“With 36 educators in our district, and 10 of those educators not returning next year, our district is sitting at a whopping two times the average annual turnover rate,” Sweetser said. “This displays the incredibly unsafe and uncollaborative environment found at Hayden schools and is a direct reflection of the job the school board is not doing for our children and our community.”
“There are some assumptions involved in there, but we will review that,” Hoza said, when Sweetser finished speaking.
Sweetser is part of the Parent-School Initiative, a parent group started in March of last year. The parents said district teachers are confidentially telling them they feel they could be retaliated against if they speak out publicly.
“I have heard multiple times, from multiple teachers of all grade levels — teachers who are staying and teachers who have decided to leave — that they don’t feel they can speak openly about their concerns,” said parent Alicia Doolin, referring to personal conversations she has had with school staff. “They feel like their concerns are seen as whiny and self serving, and they even fear of retaliation from the administration.”
Doolin, who said she has not spoken with all teachers in the district, said she encouraged one teacher who is leaving to speak up, but they refused out of fear the district would contact their new employer. Doolin said another teacher, who Doolin did not name, said an anonymous survey of staff was censored by leadership to remove comments critical of the district and that issues raised in the survey were never addressed.
One of the parents who spoke Monday worked for the school previously.
“I can say as someone who worked for the school district, it was not a pleasant experience,” said Jacci Walton, who said she worked in the district for two and a half years starting in 2017 as a substitute and special education teacher before shifting to a role as librarian and computer technology teacher. “The teachers were not given the tools that they needed. They were forced to wear so many hats, without being asked or educated or given training.”
Part of the reason Walton ultimately left her job was because her son, who requires additional needs, was sent out of classrooms to her classroom, Walton said in an interview after the meeting.
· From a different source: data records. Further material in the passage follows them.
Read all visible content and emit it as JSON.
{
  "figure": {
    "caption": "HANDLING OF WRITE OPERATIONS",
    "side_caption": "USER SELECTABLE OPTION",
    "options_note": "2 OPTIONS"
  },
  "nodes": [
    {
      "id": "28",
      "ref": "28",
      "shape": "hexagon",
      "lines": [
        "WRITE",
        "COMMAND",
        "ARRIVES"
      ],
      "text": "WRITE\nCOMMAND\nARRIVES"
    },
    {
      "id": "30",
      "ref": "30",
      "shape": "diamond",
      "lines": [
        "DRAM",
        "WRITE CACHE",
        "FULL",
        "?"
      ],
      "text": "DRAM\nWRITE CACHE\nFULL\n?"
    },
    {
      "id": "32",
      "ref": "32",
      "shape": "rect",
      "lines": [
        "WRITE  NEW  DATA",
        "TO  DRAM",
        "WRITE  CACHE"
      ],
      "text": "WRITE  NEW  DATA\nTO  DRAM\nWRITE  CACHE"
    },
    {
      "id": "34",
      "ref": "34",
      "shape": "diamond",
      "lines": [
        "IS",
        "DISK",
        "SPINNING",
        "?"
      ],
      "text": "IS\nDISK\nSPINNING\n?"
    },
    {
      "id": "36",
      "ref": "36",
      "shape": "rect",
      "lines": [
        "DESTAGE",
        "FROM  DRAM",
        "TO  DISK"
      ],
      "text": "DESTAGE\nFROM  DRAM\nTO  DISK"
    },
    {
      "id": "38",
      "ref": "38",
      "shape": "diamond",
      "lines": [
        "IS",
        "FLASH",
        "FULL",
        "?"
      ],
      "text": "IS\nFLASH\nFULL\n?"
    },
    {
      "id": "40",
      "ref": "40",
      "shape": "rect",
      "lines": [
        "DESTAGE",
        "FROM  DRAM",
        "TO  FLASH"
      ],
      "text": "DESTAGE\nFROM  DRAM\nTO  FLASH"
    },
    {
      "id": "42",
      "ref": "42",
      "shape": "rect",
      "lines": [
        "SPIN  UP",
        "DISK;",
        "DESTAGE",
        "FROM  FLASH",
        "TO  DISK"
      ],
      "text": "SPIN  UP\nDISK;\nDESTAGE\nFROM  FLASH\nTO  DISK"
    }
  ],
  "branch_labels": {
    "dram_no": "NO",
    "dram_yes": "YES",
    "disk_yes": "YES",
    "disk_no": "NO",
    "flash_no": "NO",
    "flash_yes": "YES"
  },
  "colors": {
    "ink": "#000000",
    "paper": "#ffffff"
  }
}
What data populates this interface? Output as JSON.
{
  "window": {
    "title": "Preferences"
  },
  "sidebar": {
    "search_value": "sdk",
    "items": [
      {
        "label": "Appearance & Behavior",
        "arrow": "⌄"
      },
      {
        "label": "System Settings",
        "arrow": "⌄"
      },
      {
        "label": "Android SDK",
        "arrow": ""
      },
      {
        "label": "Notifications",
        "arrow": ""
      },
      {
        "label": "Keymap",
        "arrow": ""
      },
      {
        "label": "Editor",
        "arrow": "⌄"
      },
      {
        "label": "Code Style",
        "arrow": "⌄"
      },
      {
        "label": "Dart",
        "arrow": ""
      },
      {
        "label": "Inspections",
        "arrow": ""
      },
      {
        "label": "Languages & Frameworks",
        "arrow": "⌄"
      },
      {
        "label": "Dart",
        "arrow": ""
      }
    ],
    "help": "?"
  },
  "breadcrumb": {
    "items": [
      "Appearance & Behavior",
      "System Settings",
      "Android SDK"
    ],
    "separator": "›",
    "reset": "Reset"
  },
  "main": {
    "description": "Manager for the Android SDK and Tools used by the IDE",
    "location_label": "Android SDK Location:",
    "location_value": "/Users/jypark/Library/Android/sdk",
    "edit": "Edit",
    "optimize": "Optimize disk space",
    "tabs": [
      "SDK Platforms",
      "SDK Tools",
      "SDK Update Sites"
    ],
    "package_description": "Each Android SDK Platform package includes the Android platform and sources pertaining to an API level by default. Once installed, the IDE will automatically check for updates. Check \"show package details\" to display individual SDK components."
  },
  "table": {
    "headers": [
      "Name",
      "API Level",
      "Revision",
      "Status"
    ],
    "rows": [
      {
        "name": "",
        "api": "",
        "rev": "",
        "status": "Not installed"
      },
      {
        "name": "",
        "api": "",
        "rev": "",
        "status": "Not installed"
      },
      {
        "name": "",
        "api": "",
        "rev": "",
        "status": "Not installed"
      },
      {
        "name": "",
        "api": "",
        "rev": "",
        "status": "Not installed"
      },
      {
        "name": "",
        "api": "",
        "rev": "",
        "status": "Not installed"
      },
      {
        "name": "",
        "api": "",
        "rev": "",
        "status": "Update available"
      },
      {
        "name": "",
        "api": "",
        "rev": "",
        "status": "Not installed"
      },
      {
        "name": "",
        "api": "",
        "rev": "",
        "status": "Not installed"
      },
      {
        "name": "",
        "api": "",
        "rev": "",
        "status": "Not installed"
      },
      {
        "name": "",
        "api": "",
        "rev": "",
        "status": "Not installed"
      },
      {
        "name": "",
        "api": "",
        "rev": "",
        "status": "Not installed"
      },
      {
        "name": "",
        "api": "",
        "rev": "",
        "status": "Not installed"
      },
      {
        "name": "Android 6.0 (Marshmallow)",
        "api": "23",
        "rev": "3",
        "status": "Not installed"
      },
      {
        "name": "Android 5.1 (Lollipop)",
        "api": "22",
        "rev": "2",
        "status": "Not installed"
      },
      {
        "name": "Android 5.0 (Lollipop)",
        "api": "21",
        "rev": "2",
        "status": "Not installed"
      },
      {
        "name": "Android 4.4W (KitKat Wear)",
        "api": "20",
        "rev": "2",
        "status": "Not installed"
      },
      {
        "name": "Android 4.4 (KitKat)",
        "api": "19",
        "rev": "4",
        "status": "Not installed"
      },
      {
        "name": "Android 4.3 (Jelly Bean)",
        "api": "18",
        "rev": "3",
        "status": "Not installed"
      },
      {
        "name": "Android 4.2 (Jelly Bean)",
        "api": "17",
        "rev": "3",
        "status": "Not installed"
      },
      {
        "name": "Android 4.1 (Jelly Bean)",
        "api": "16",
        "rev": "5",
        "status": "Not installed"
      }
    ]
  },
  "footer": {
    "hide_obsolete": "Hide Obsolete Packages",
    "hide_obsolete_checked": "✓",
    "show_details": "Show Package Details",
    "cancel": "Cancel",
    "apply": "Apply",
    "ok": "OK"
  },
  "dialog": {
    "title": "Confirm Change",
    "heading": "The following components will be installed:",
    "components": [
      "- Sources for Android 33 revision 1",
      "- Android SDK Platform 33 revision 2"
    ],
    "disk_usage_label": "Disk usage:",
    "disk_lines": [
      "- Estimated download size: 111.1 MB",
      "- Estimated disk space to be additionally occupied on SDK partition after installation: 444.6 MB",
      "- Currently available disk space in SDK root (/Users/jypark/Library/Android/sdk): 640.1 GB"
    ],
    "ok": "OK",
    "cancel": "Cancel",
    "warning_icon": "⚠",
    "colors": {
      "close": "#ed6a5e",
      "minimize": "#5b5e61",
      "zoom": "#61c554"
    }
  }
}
“I was trying to teach classes, and my son was being sent out of other classes from other teachers to my classroom for me to deal with the behaviors and the issues,” Walton said. “At that point, I was acting as my own son’s para and not able to do my job.”
Walton said she and other parents do not hold any specific school board member or administrator responsible for teacher turnover and school culture, instead she said they are collectively culpable for not addressing the issues she sees at the school.
Another parent, Heidi Mendisco, requested the board set aside time at the next board meeting specifically to discuss the issue.
“We are astutely aware of our challenges regarding teacher shortages, as well as hiring and retaining teachers; particularly in this current extraordinary year of the pandemic — hence our directed goal to improve this objective,” Hoza said.
Support Local Journalism
Support Local Journalism
Readers around Craig and Moffat County make the Craig Press’ work possible. Your financial contribution supports our efforts to deliver quality, locally relevant journalism.
Now more than ever, your support is critical to help us keep our community informed about the evolving coronavirus pandemic and the impact it is having locally. Every contribution, however large or small, will make a difference.
Each donation will be used exclusively for the development and creation of increased news coverage.
The school subject of science is always shifting, and in the past year, certain technical advancements gave the educational world a whole new format, for better or worse.